Handles complaints about health services and health service providers, and helps resolve complaints between customers and providers

SA - Disability Advocacy & Complaints Service of South Australia

Provides support, information and advocacy for people with disability, their families, friends and carers

NT - Health & Community Services Complaints Commission

Helps resolve complaints about disability and health services

ACT - ACT Disability & Community Services Commissioner

Helps resolve complaints about disability services

WA - Health and Disability Services Complaints Office

Offers a free impartial resolution service for complaints relating to health, disability or mental health services in Western Australia and the Indian Ocean Territories

TAS - Health Complaints Commissioner

Helps resolve complaints about health services and health service providers, including some disability services and disability service providers
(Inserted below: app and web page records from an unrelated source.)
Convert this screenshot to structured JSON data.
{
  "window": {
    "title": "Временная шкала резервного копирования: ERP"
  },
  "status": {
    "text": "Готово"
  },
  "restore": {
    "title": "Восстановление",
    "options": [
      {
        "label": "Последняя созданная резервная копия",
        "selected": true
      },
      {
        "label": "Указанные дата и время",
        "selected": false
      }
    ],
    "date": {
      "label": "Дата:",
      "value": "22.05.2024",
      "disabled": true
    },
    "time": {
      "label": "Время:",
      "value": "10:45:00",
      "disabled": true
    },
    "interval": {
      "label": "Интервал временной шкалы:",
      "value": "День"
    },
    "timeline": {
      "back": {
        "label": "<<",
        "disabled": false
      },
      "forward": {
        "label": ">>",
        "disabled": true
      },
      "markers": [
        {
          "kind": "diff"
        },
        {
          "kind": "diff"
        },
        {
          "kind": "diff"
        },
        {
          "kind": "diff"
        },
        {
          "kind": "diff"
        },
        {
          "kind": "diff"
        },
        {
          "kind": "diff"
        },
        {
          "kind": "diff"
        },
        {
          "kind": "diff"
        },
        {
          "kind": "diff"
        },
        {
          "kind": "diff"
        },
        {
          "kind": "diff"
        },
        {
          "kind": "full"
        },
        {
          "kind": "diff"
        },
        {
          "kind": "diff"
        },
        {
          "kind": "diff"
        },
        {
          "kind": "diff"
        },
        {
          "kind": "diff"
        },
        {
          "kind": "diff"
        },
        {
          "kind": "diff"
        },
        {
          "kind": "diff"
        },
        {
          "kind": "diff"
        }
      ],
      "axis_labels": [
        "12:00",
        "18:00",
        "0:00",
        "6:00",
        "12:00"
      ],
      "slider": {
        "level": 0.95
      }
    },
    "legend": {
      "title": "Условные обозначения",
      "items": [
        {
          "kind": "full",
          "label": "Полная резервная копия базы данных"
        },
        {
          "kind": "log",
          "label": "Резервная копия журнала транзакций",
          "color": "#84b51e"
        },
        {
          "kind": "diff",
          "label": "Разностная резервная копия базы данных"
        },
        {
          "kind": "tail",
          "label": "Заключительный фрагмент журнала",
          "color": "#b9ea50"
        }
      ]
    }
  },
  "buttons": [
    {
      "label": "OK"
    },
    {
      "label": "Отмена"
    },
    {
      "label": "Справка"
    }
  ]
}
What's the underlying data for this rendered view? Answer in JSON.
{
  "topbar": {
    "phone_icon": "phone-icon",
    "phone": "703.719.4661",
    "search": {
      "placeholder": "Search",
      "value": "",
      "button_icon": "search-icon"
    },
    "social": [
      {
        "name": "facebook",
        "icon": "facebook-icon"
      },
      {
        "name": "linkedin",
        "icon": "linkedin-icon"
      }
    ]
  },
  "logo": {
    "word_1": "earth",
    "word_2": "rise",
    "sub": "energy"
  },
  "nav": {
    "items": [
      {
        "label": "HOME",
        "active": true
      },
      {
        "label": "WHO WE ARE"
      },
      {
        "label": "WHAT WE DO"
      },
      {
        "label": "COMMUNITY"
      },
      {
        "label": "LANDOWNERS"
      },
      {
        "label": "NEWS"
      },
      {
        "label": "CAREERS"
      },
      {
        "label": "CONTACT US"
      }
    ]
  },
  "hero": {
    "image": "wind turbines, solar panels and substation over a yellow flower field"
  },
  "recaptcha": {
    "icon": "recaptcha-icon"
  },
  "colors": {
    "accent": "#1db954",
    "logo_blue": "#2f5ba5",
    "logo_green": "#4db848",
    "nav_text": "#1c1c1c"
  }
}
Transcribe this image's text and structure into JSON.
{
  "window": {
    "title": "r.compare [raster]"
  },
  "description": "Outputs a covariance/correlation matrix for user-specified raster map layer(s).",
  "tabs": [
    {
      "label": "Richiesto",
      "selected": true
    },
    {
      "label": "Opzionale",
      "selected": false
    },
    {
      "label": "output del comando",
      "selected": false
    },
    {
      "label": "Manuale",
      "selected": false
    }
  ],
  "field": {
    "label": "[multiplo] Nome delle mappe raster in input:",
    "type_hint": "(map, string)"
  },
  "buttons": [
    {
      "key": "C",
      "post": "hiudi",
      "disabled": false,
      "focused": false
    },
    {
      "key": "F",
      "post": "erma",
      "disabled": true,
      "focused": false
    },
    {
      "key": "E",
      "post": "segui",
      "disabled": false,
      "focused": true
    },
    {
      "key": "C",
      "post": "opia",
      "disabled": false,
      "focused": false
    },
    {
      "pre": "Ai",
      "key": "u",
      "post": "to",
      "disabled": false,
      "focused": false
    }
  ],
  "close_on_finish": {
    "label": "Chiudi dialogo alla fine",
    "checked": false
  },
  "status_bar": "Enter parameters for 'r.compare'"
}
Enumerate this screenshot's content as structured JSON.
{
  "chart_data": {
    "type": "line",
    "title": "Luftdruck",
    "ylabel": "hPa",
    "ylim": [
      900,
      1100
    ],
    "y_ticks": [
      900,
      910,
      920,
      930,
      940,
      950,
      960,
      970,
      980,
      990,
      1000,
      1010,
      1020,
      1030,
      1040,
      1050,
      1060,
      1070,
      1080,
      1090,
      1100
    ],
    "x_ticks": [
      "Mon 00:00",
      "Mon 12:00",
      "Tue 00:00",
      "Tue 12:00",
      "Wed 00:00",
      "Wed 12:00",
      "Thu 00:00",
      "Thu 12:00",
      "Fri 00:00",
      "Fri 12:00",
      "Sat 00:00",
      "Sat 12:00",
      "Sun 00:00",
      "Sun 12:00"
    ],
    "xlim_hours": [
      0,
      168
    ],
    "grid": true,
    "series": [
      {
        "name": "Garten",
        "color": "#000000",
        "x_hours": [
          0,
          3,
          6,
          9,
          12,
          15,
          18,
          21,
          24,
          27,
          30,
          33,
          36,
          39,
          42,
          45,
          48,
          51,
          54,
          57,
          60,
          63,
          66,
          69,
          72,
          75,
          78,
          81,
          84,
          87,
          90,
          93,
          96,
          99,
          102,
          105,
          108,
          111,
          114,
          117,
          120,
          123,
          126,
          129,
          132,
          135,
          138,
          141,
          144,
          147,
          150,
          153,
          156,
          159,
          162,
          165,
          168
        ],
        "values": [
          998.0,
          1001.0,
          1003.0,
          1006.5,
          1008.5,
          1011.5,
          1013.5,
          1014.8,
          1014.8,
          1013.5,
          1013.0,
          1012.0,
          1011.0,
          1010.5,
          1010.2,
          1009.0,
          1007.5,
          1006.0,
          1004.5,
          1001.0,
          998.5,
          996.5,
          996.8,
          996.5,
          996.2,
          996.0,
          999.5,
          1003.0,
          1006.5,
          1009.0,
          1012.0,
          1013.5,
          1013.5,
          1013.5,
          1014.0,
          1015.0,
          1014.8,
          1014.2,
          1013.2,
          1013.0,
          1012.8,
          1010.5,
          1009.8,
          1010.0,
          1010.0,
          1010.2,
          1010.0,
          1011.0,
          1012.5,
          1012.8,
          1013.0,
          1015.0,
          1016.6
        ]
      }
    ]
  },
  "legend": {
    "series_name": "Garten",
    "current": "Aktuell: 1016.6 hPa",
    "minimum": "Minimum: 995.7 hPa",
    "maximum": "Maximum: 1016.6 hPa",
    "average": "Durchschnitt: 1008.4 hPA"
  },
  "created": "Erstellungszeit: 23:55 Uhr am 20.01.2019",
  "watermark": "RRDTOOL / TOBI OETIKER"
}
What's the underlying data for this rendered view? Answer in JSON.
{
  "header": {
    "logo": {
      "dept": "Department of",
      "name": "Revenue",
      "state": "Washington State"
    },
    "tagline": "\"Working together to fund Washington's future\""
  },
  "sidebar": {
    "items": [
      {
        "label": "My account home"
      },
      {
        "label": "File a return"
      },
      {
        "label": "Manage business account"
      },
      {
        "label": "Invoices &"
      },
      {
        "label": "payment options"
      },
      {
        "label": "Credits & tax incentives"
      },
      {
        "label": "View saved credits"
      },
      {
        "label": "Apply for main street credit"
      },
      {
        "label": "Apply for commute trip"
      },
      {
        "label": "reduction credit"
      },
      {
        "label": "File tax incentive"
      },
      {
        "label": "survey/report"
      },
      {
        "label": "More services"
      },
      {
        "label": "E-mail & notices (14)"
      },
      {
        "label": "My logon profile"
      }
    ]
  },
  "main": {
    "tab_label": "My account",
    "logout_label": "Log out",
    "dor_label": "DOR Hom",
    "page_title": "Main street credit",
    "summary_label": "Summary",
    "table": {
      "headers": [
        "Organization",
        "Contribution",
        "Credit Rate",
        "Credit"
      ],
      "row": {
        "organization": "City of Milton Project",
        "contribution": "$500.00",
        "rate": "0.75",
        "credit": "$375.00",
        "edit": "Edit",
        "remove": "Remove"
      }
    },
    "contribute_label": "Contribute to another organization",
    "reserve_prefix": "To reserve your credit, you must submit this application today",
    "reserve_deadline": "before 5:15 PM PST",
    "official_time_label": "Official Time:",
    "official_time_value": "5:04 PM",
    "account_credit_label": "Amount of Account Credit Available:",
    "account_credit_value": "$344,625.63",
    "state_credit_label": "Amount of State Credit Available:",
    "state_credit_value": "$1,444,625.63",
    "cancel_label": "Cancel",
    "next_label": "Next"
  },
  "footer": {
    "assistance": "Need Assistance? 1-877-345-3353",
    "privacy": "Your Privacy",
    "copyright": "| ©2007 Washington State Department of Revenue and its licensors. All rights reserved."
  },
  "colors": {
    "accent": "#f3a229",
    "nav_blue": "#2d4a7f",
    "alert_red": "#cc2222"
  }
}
7.3.4 Reviews

The NDIS has a range of mechanisms for detecting fraud, corruption and misuse. These include:

  • audits 
  • data mining/matching and analysis 
  • receiving referrals from other entities and sharing information with them
  • payment monitoring and reviews (regular, random, targeted)
  • internal and external reporting mechanisms (tip offs to fraud reporting hotline and email)

The NDIA conducts random periodic reviews on NDIS compliance with providers and participants. This involves conducting audits and risk assessments for fraud, misuse and conflict of interests.

Support providers may be assessed on their invoicing activities with NDIS participants to validate the existence, quantity and rate of claims. 

All incidents of suspected or potential fraud or corruption committed by staff, participants and providers are assessed by the NDIA Scheme Integrity team.

7.3.5 Consequences

Suspected fraud or misuse will be investigated by the NDIA and further action may be taken against providers, participants or NDIS staff found to be non-compliant with their obligations.

If someone is found committing fraud, corruption, misuse or fails to declare a conflict of interest there can be serious consequences. Consequences can range from loss of job, conviction in a criminal or civil court, attainment of a criminal record or jail. 

Failure of providers to adhere to the NDIS Terms of Business could result in evaluation and revocation of their status as a registered provider. 

Claims that are found to be unsupported by the documentation retained by providers may need to be repaid to the NDIA.

Last modified 2/07/2018